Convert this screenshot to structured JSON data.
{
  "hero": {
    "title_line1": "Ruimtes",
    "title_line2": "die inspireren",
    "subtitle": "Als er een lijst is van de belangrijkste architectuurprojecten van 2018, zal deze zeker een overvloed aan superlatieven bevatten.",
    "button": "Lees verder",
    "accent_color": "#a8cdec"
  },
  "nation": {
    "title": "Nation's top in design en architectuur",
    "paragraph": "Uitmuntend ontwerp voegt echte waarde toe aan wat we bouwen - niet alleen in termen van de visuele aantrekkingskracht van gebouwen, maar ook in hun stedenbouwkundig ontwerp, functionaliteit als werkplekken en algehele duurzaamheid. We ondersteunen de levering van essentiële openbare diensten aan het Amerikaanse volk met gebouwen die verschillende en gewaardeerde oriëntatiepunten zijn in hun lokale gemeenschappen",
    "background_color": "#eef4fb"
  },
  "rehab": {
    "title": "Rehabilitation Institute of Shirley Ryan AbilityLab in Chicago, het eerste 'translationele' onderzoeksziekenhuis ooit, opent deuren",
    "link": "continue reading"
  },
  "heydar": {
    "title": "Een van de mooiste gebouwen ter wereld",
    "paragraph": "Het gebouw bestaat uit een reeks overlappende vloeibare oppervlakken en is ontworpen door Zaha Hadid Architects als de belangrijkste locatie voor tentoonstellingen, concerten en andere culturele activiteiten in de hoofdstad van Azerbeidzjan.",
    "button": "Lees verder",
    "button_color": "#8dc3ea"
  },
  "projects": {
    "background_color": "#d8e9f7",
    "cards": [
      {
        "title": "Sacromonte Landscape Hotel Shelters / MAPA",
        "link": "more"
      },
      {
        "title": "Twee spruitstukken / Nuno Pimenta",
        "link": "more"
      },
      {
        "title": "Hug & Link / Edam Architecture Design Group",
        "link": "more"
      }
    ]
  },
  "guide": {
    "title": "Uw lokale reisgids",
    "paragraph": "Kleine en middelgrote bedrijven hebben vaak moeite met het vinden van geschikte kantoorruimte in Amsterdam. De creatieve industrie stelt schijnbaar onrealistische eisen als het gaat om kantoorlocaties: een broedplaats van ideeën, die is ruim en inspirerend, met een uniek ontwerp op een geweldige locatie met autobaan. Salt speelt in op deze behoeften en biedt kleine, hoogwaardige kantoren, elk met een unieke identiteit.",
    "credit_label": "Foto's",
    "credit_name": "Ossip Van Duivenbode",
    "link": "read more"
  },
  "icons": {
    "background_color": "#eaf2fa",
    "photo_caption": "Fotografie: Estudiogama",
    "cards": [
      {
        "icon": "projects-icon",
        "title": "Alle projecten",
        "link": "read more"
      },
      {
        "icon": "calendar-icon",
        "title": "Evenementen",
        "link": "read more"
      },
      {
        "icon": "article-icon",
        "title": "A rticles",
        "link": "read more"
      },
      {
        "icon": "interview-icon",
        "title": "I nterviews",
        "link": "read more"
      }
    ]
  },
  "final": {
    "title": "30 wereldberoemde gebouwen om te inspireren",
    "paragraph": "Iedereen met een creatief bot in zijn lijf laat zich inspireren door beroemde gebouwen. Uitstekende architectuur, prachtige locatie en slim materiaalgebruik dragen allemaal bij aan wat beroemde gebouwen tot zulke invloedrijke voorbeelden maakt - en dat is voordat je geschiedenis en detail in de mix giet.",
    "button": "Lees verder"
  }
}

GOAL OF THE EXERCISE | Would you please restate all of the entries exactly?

YOUR SOLUTION |
Convert this screenshot to structured JSON data.
{
  "hero": {
    "title_line1": "Ruimtes",
    "title_line2": "die inspireren",
    "subtitle": "Als er een lijst is van de belangrijkste architectuurprojecten van 2018, zal deze zeker een overvloed aan superlatieven bevatten.",
    "button": "Lees verder",
    "accent_color": "#a8cdec"
  },
  "nation": {
    "title": "Nation's top in design en architectuur",
    "paragraph": "Uitmuntend ontwerp voegt echte waarde toe aan wat we bouwen - niet alleen in termen van de visuele aantrekkingskracht van gebouwen, maar ook in hun stedenbouwkundig ontwerp, functionaliteit als werkplekken en algehele duurzaamheid. We ondersteunen de levering van essentiële openbare diensten aan het Amerikaanse volk met gebouwen die verschillende en gewaardeerde oriëntatiepunten zijn in hun lokale gemeenschappen",
    "background_color": "#eef4fb"
  },
  "rehab": {
    "title": "Rehabilitation Institute of Shirley Ryan AbilityLab in Chicago, het eerste 'translationele' onderzoeksziekenhuis ooit, opent deuren",
    "link": "continue reading"
  },
  "heydar": {
    "title": "Een van de mooiste gebouwen ter wereld",
    "paragraph": "Het gebouw bestaat uit een reeks overlappende vloeibare oppervlakken en is ontworpen door Zaha Hadid Architects als de belangrijkste locatie voor tentoonstellingen, concerten en andere culturele activiteiten in de hoofdstad van Azerbeidzjan.",
    "button": "Lees verder",
    "button_color": "#8dc3ea"
  },
  "projects": {
    "background_color": "#d8e9f7",
    "cards": [
      {
        "title": "Sacromonte Landscape Hotel Shelters / MAPA",
        "link": "more"
      },
      {
        "title": "Twee spruitstukken / Nuno Pimenta",
        "link": "more"
      },
      {
        "title": "Hug & Link / Edam Architecture Design Group",
        "link": "more"
      }
    ]
  },
  "guide": {
    "title": "Uw lokale reisgids",
    "paragraph": "Kleine en middelgrote bedrijven hebben vaak moeite met het vinden van geschikte kantoorruimte in Amsterdam. De creatieve industrie stelt schijnbaar onrealistische eisen als het gaat om kantoorlocaties: een broedplaats van ideeën, die is ruim en inspirerend, met een uniek ontwerp op een geweldige locatie met autobaan. Salt speelt in op deze behoeften en biedt kleine, hoogwaardige kantoren, elk met een unieke identiteit.",
    "credit_label": "Foto's",
    "credit_name": "Ossip Van Duivenbode",
    "link": "read more"
  },
  "icons": {
    "background_color": "#eaf2fa",
    "photo_caption": "Fotografie: Estudiogama",
    "cards": [
      {
        "icon": "projects-icon",
        "title": "Alle projecten",
        "link": "read more"
      },
      {
        "icon": "calendar-icon",
        "title": "Evenementen",
        "link": "read more"
      },
      {
        "icon": "article-icon",
        "title": "A rticles",
        "link": "read more"
      },
      {
        "icon": "interview-icon",
        "title": "I nterviews",
        "link": "read more"
      }
    ]
  },
  "final": {
    "title": "30 wereldberoemde gebouwen om te inspireren",
    "paragraph": "Iedereen met een creatief bot in zijn lijf laat zich inspireren door beroemde gebouwen. Uitstekende architectuur, prachtige locatie en slim materiaalgebruik dragen allemaal bij aan wat beroemde gebouwen tot zulke invloedrijke voorbeelden maakt - en dat is voordat je geschiedenis en detail in de mix giet.",
    "button": "Lees verder"
  }
}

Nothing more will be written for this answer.